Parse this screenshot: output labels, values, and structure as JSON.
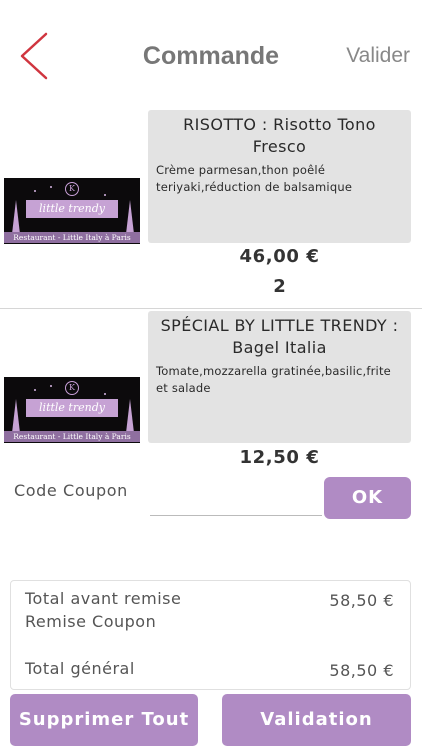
{
  "header": {
    "title": "Commande",
    "validate_label": "Valider",
    "back_icon": "chevron-left-icon",
    "accent_color": "#d0353f"
  },
  "logo": {
    "crest": "K",
    "banner": "little trendy",
    "tagline": "Restaurant - Little Italy à Paris"
  },
  "items": [
    {
      "name": "RISOTTO : Risotto Tono Fresco",
      "description": "Crème parmesan,thon poêlé teriyaki,réduction de balsamique",
      "price": "46,00 €",
      "quantity": "2"
    },
    {
      "name": "SPÉCIAL BY LITTLE TRENDY : Bagel Italia",
      "description": "Tomate,mozzarella gratinée,basilic,frite et salade",
      "price": "12,50 €"
    }
  ],
  "coupon": {
    "label": "Code Coupon",
    "input_value": "",
    "ok_label": "OK"
  },
  "totals": {
    "before_discount_label": "Total avant remise",
    "before_discount_value": "58,50 €",
    "coupon_discount_label": "Remise Coupon",
    "grand_total_label": "Total général",
    "grand_total_value": "58,50 €"
  },
  "actions": {
    "delete_all_label": "Supprimer Tout",
    "validation_label": "Validation"
  },
  "colors": {
    "button": "#b08bc4",
    "card": "#e3e3e3"
  }
}
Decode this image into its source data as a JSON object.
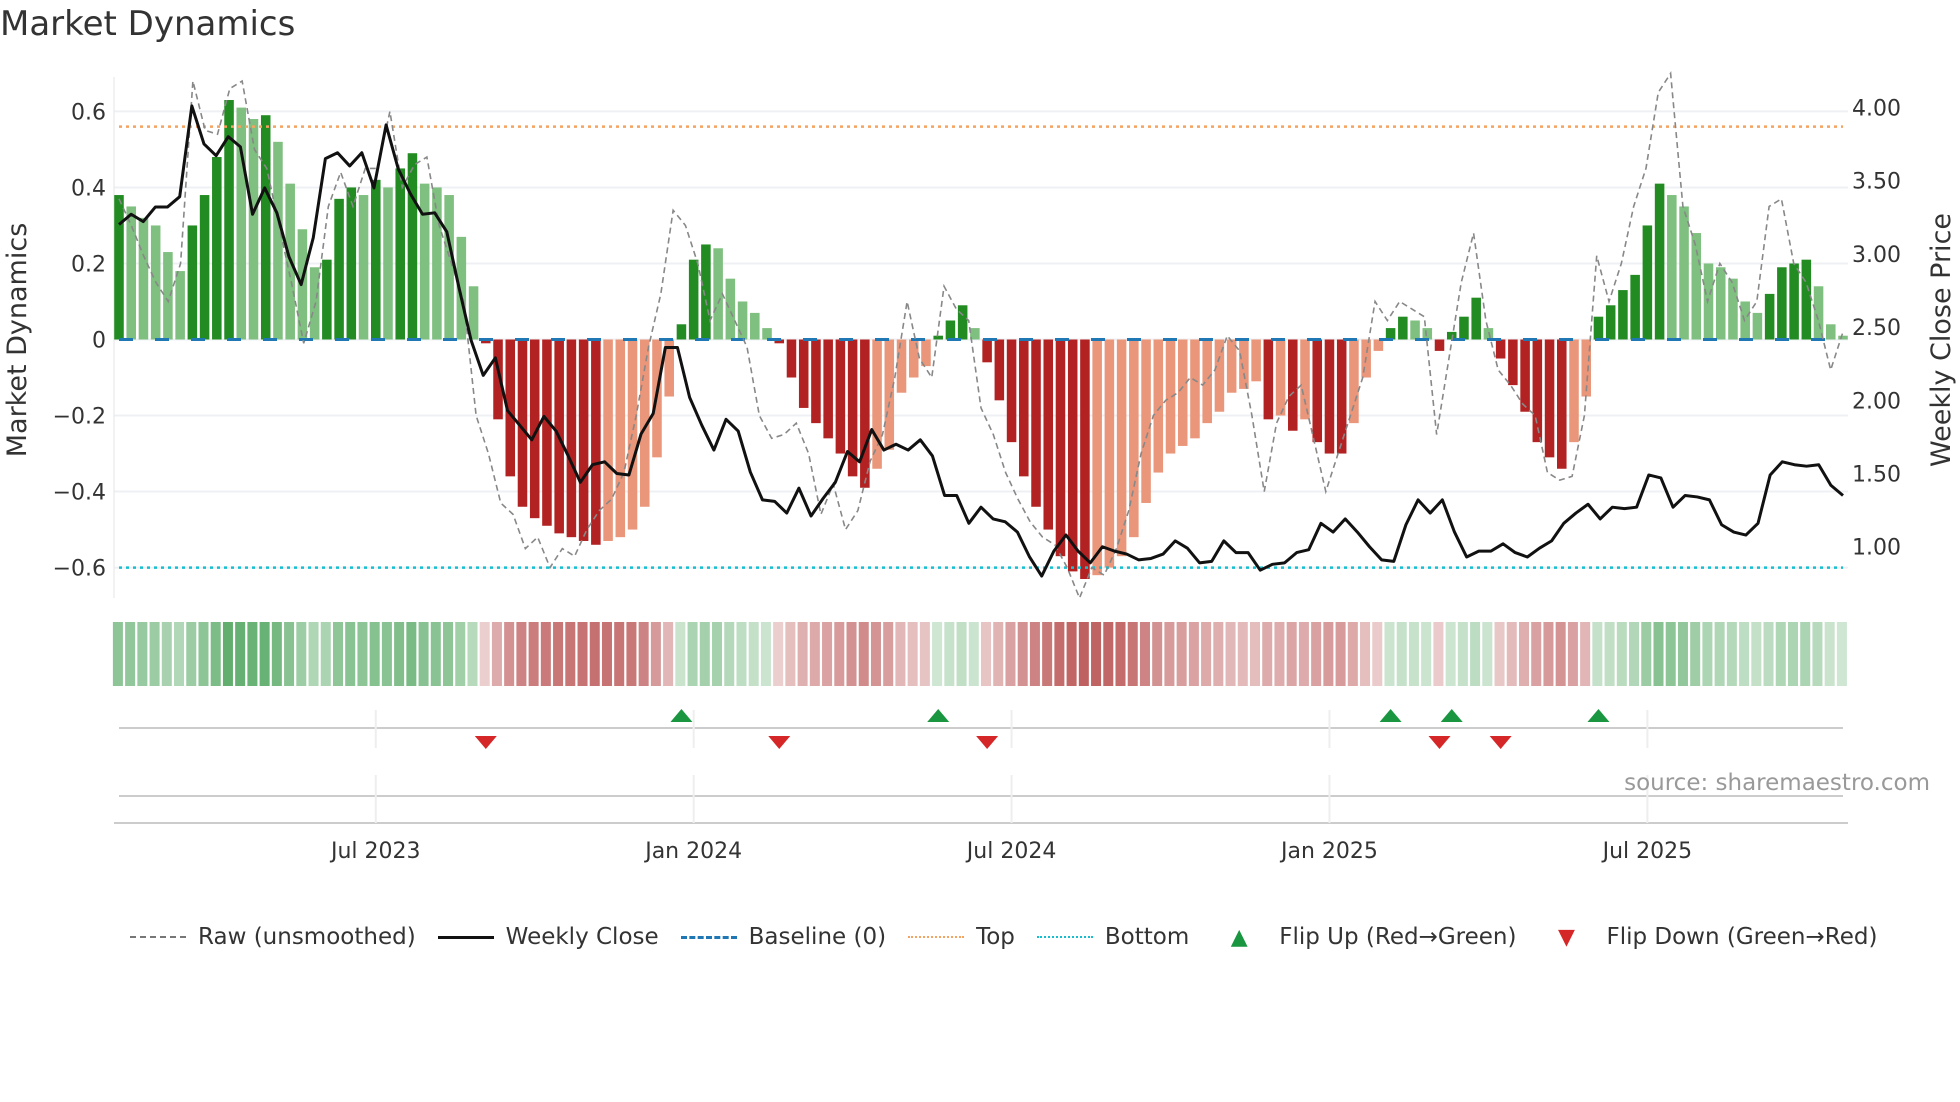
{
  "title": "Market Dynamics",
  "source": "source: sharemaestro.com",
  "chart_data": {
    "type": "bar",
    "title": "Market Dynamics",
    "ylabel": "Market Dynamics",
    "y2label": "Weekly Close Price",
    "ylim": [
      -0.68,
      0.68
    ],
    "y2lim": [
      0.65,
      4.18
    ],
    "yticks": [
      {
        "v": 0.6,
        "label": "0.6"
      },
      {
        "v": 0.4,
        "label": "0.4"
      },
      {
        "v": 0.2,
        "label": "0.2"
      },
      {
        "v": 0,
        "label": "0"
      },
      {
        "v": -0.2,
        "label": "−0.2"
      },
      {
        "v": -0.4,
        "label": "−0.4"
      },
      {
        "v": -0.6,
        "label": "−0.6"
      }
    ],
    "y2ticks": [
      {
        "v": 4.0,
        "label": "4.00"
      },
      {
        "v": 3.5,
        "label": "3.50"
      },
      {
        "v": 3.0,
        "label": "3.00"
      },
      {
        "v": 2.5,
        "label": "2.50"
      },
      {
        "v": 2.0,
        "label": "2.00"
      },
      {
        "v": 1.5,
        "label": "1.50"
      },
      {
        "v": 1.0,
        "label": "1.00"
      }
    ],
    "xticks": [
      {
        "week": 21,
        "label": "Jul 2023"
      },
      {
        "week": 47,
        "label": "Jan 2024"
      },
      {
        "week": 73,
        "label": "Jul 2024"
      },
      {
        "week": 99,
        "label": "Jan 2025"
      },
      {
        "week": 125,
        "label": "Jul 2025"
      }
    ],
    "top": 0.56,
    "bottom": -0.6,
    "baseline": 0,
    "values": [
      0.38,
      0.35,
      0.32,
      0.3,
      0.23,
      0.18,
      0.3,
      0.38,
      0.48,
      0.63,
      0.61,
      0.58,
      0.59,
      0.52,
      0.41,
      0.29,
      0.19,
      0.21,
      0.37,
      0.4,
      0.38,
      0.42,
      0.4,
      0.45,
      0.49,
      0.41,
      0.4,
      0.38,
      0.27,
      0.14,
      -0.01,
      -0.21,
      -0.36,
      -0.44,
      -0.47,
      -0.49,
      -0.51,
      -0.52,
      -0.53,
      -0.54,
      -0.53,
      -0.52,
      -0.5,
      -0.44,
      -0.31,
      -0.15,
      0.04,
      0.21,
      0.25,
      0.24,
      0.16,
      0.1,
      0.07,
      0.03,
      -0.01,
      -0.1,
      -0.18,
      -0.22,
      -0.26,
      -0.3,
      -0.36,
      -0.39,
      -0.34,
      -0.29,
      -0.14,
      -0.1,
      -0.07,
      0.01,
      0.05,
      0.09,
      0.03,
      -0.06,
      -0.16,
      -0.27,
      -0.36,
      -0.44,
      -0.5,
      -0.57,
      -0.61,
      -0.63,
      -0.62,
      -0.6,
      -0.57,
      -0.52,
      -0.43,
      -0.35,
      -0.3,
      -0.28,
      -0.26,
      -0.22,
      -0.19,
      -0.14,
      -0.13,
      -0.11,
      -0.21,
      -0.2,
      -0.24,
      -0.21,
      -0.27,
      -0.3,
      -0.3,
      -0.22,
      -0.1,
      -0.03,
      0.03,
      0.06,
      0.05,
      0.03,
      -0.03,
      0.02,
      0.06,
      0.11,
      0.03,
      -0.05,
      -0.12,
      -0.19,
      -0.27,
      -0.31,
      -0.34,
      -0.27,
      -0.15,
      0.06,
      0.09,
      0.13,
      0.17,
      0.3,
      0.41,
      0.38,
      0.35,
      0.28,
      0.2,
      0.19,
      0.16,
      0.1,
      0.07,
      0.12,
      0.19,
      0.2,
      0.21,
      0.14,
      0.04,
      0.01
    ],
    "raw": [
      0.37,
      0.3,
      0.22,
      0.15,
      0.1,
      0.2,
      0.68,
      0.55,
      0.54,
      0.66,
      0.68,
      0.5,
      0.45,
      0.3,
      0.15,
      -0.01,
      0.1,
      0.35,
      0.44,
      0.35,
      0.45,
      0.45,
      0.6,
      0.4,
      0.46,
      0.48,
      0.3,
      0.2,
      0.1,
      -0.2,
      -0.3,
      -0.43,
      -0.46,
      -0.55,
      -0.52,
      -0.6,
      -0.55,
      -0.57,
      -0.5,
      -0.45,
      -0.42,
      -0.35,
      -0.2,
      -0.02,
      0.12,
      0.34,
      0.3,
      0.2,
      0.05,
      0.12,
      0.05,
      -0.02,
      -0.2,
      -0.26,
      -0.25,
      -0.22,
      -0.3,
      -0.46,
      -0.38,
      -0.5,
      -0.45,
      -0.32,
      -0.25,
      -0.1,
      0.1,
      -0.05,
      -0.1,
      0.14,
      0.08,
      0.05,
      -0.18,
      -0.25,
      -0.35,
      -0.42,
      -0.48,
      -0.52,
      -0.54,
      -0.6,
      -0.68,
      -0.6,
      -0.62,
      -0.55,
      -0.45,
      -0.3,
      -0.2,
      -0.16,
      -0.14,
      -0.1,
      -0.12,
      -0.08,
      0.01,
      -0.03,
      -0.2,
      -0.4,
      -0.22,
      -0.15,
      -0.12,
      -0.26,
      -0.4,
      -0.3,
      -0.2,
      -0.1,
      0.1,
      0.05,
      0.1,
      0.08,
      0.06,
      -0.25,
      -0.05,
      0.15,
      0.28,
      0.05,
      -0.08,
      -0.12,
      -0.17,
      -0.2,
      -0.35,
      -0.37,
      -0.36,
      -0.2,
      0.22,
      0.1,
      0.2,
      0.35,
      0.45,
      0.65,
      0.7,
      0.35,
      0.25,
      0.1,
      0.2,
      0.15,
      0.05,
      0.1,
      0.35,
      0.37,
      0.2,
      0.15,
      0.05,
      -0.08,
      0.02
    ],
    "weekly_close": [
      3.2,
      3.27,
      3.22,
      3.32,
      3.32,
      3.39,
      4.01,
      3.75,
      3.67,
      3.8,
      3.73,
      3.27,
      3.45,
      3.28,
      2.98,
      2.79,
      3.11,
      3.65,
      3.69,
      3.6,
      3.69,
      3.45,
      3.88,
      3.58,
      3.41,
      3.27,
      3.28,
      3.15,
      2.77,
      2.41,
      2.17,
      2.29,
      1.93,
      1.83,
      1.73,
      1.89,
      1.79,
      1.62,
      1.44,
      1.56,
      1.58,
      1.5,
      1.49,
      1.77,
      1.91,
      2.36,
      2.36,
      2.02,
      1.83,
      1.66,
      1.87,
      1.79,
      1.51,
      1.32,
      1.31,
      1.23,
      1.4,
      1.21,
      1.33,
      1.44,
      1.65,
      1.58,
      1.8,
      1.66,
      1.7,
      1.66,
      1.73,
      1.62,
      1.35,
      1.35,
      1.16,
      1.27,
      1.19,
      1.17,
      1.1,
      0.93,
      0.8,
      0.97,
      1.08,
      0.97,
      0.89,
      1.0,
      0.97,
      0.95,
      0.91,
      0.92,
      0.95,
      1.04,
      0.99,
      0.89,
      0.9,
      1.04,
      0.96,
      0.96,
      0.84,
      0.88,
      0.89,
      0.96,
      0.98,
      1.16,
      1.1,
      1.19,
      1.1,
      1.0,
      0.91,
      0.9,
      1.15,
      1.32,
      1.23,
      1.32,
      1.1,
      0.93,
      0.97,
      0.97,
      1.02,
      0.96,
      0.93,
      0.99,
      1.04,
      1.16,
      1.23,
      1.29,
      1.19,
      1.27,
      1.26,
      1.27,
      1.49,
      1.47,
      1.27,
      1.35,
      1.34,
      1.32,
      1.15,
      1.1,
      1.08,
      1.16,
      1.49,
      1.58,
      1.56,
      1.55,
      1.56,
      1.42,
      1.35
    ],
    "flip_up_weeks": [
      46,
      67,
      104,
      109,
      121
    ],
    "flip_down_weeks": [
      30,
      54,
      71,
      108,
      113
    ],
    "colors": {
      "green_strong": "#228b22",
      "green_weak": "#7fbf7f",
      "red_strong": "#b22222",
      "red_weak": "#e9967a",
      "top": "#f4a460",
      "bottom": "#17becf",
      "baseline": "#1f77b4",
      "flip_up": "#1a9641",
      "flip_down": "#d62728"
    }
  },
  "legend": [
    {
      "label": "Raw (unsmoothed)",
      "style": "raw"
    },
    {
      "label": "Weekly Close",
      "style": "close"
    },
    {
      "label": "Baseline (0)",
      "style": "baseline"
    },
    {
      "label": "Top",
      "style": "top"
    },
    {
      "label": "Bottom",
      "style": "bottom"
    },
    {
      "label": "Flip Up (Red→Green)",
      "style": "up"
    },
    {
      "label": "Flip Down (Green→Red)",
      "style": "down"
    }
  ]
}
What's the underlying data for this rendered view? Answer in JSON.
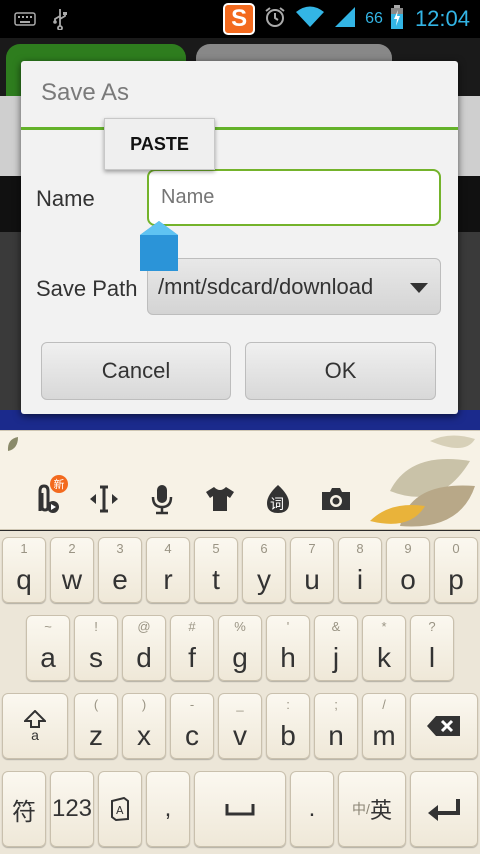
{
  "status": {
    "battery_percent": "66",
    "clock": "12:04",
    "sogou_label": "S"
  },
  "dialog": {
    "title": "Save As",
    "name_label": "Name",
    "name_placeholder": "Name",
    "name_value": "",
    "path_label": "Save Path",
    "path_value": "/mnt/sdcard/download",
    "cancel_label": "Cancel",
    "ok_label": "OK"
  },
  "paste_popup": {
    "label": "PASTE"
  },
  "ime_toolbar": {
    "items": [
      "attach-new-icon",
      "cursor-move-icon",
      "microphone-icon",
      "tshirt-icon",
      "word-icon",
      "camera-icon",
      "leaves-decoration"
    ],
    "new_badge": "新",
    "word_glyph": "词"
  },
  "keyboard": {
    "row1": [
      {
        "hint": "1",
        "key": "q"
      },
      {
        "hint": "2",
        "key": "w"
      },
      {
        "hint": "3",
        "key": "e"
      },
      {
        "hint": "4",
        "key": "r"
      },
      {
        "hint": "5",
        "key": "t"
      },
      {
        "hint": "6",
        "key": "y"
      },
      {
        "hint": "7",
        "key": "u"
      },
      {
        "hint": "8",
        "key": "i"
      },
      {
        "hint": "9",
        "key": "o"
      },
      {
        "hint": "0",
        "key": "p"
      }
    ],
    "row2": [
      {
        "hint": "~",
        "key": "a"
      },
      {
        "hint": "!",
        "key": "s"
      },
      {
        "hint": "@",
        "key": "d"
      },
      {
        "hint": "#",
        "key": "f"
      },
      {
        "hint": "%",
        "key": "g"
      },
      {
        "hint": "'",
        "key": "h"
      },
      {
        "hint": "&",
        "key": "j"
      },
      {
        "hint": "*",
        "key": "k"
      },
      {
        "hint": "?",
        "key": "l"
      }
    ],
    "row3": [
      {
        "hint": "(",
        "key": "z"
      },
      {
        "hint": ")",
        "key": "x"
      },
      {
        "hint": "-",
        "key": "c"
      },
      {
        "hint": "_",
        "key": "v"
      },
      {
        "hint": ":",
        "key": "b"
      },
      {
        "hint": ";",
        "key": "n"
      },
      {
        "hint": "/",
        "key": "m"
      }
    ],
    "shift_sub": "a",
    "symbol_key": "符",
    "num_key": "123",
    "comma_key": ",",
    "period_key": ".",
    "lang_key_cn": "中/",
    "lang_key_en": "英"
  }
}
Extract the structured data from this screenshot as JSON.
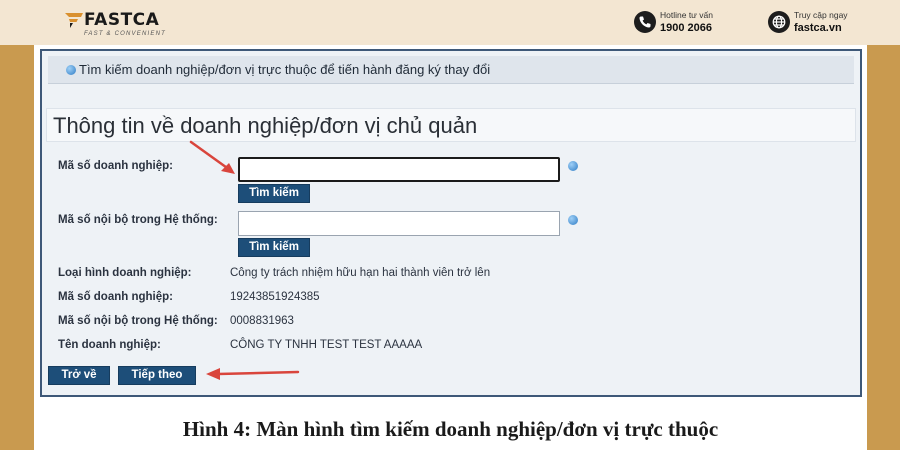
{
  "brand": {
    "name": "FASTCA",
    "tagline": "FAST & CONVENIENT",
    "colors": {
      "banner_bg": "#f3e6d2",
      "page_bg": "#c99a4f",
      "accent": "#d9902e",
      "button": "#1d4e79",
      "arrow": "#d9453c"
    }
  },
  "contacts": {
    "hotline": {
      "icon": "phone-icon",
      "label": "Hotline tư vấn",
      "value": "1900 2066"
    },
    "website": {
      "icon": "globe-icon",
      "label": "Truy cập ngay",
      "value": "fastca.vn"
    }
  },
  "form": {
    "section_title": "Tìm kiếm doanh nghiệp/đơn vị trực thuộc để tiến hành đăng ký thay đổi",
    "subtitle": "Thông tin về doanh nghiệp/đơn vị chủ quản",
    "search_fields": [
      {
        "label": "Mã số doanh nghiệp:",
        "value": "",
        "button": "Tìm kiếm"
      },
      {
        "label": "Mã số nội bộ trong Hệ thống:",
        "value": "",
        "button": "Tìm kiếm"
      }
    ],
    "info_rows": [
      {
        "label": "Loại hình doanh nghiệp:",
        "value": "Công ty trách nhiệm hữu hạn hai thành viên trở lên"
      },
      {
        "label": "Mã số doanh nghiệp:",
        "value": "19243851924385"
      },
      {
        "label": "Mã số nội bộ trong Hệ thống:",
        "value": "0008831963"
      },
      {
        "label": "Tên doanh nghiệp:",
        "value": "CÔNG TY TNHH TEST TEST AAAAA"
      }
    ],
    "actions": {
      "back": "Trở về",
      "next": "Tiếp theo"
    }
  },
  "caption": "Hình 4: Màn hình tìm kiếm doanh nghiệp/đơn vị trực thuộc"
}
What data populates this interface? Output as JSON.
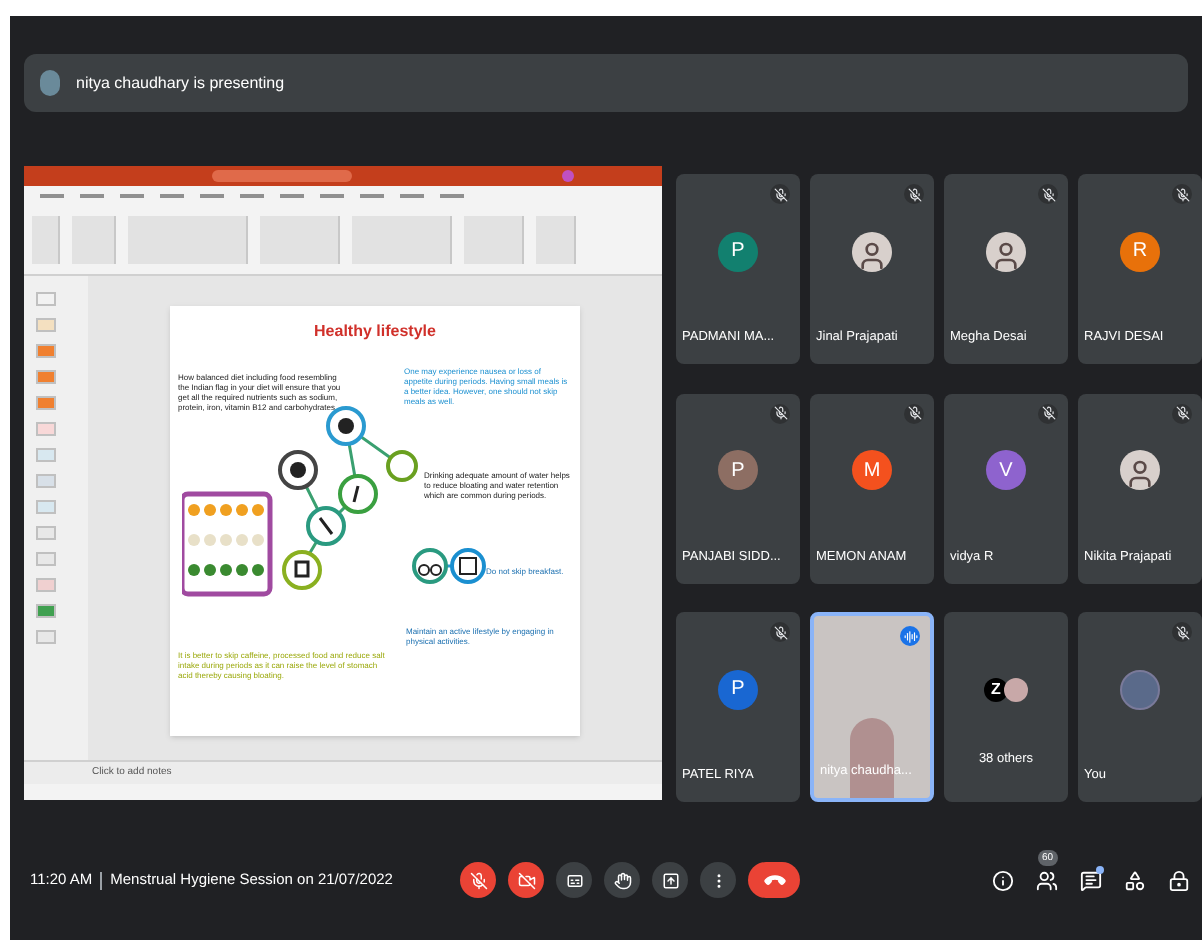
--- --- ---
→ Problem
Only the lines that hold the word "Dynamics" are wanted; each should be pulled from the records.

→ The answer
  "title": "Market Dynamics",
    "title": "Market Dynamics",
    "ylabel": "Market Dynamics",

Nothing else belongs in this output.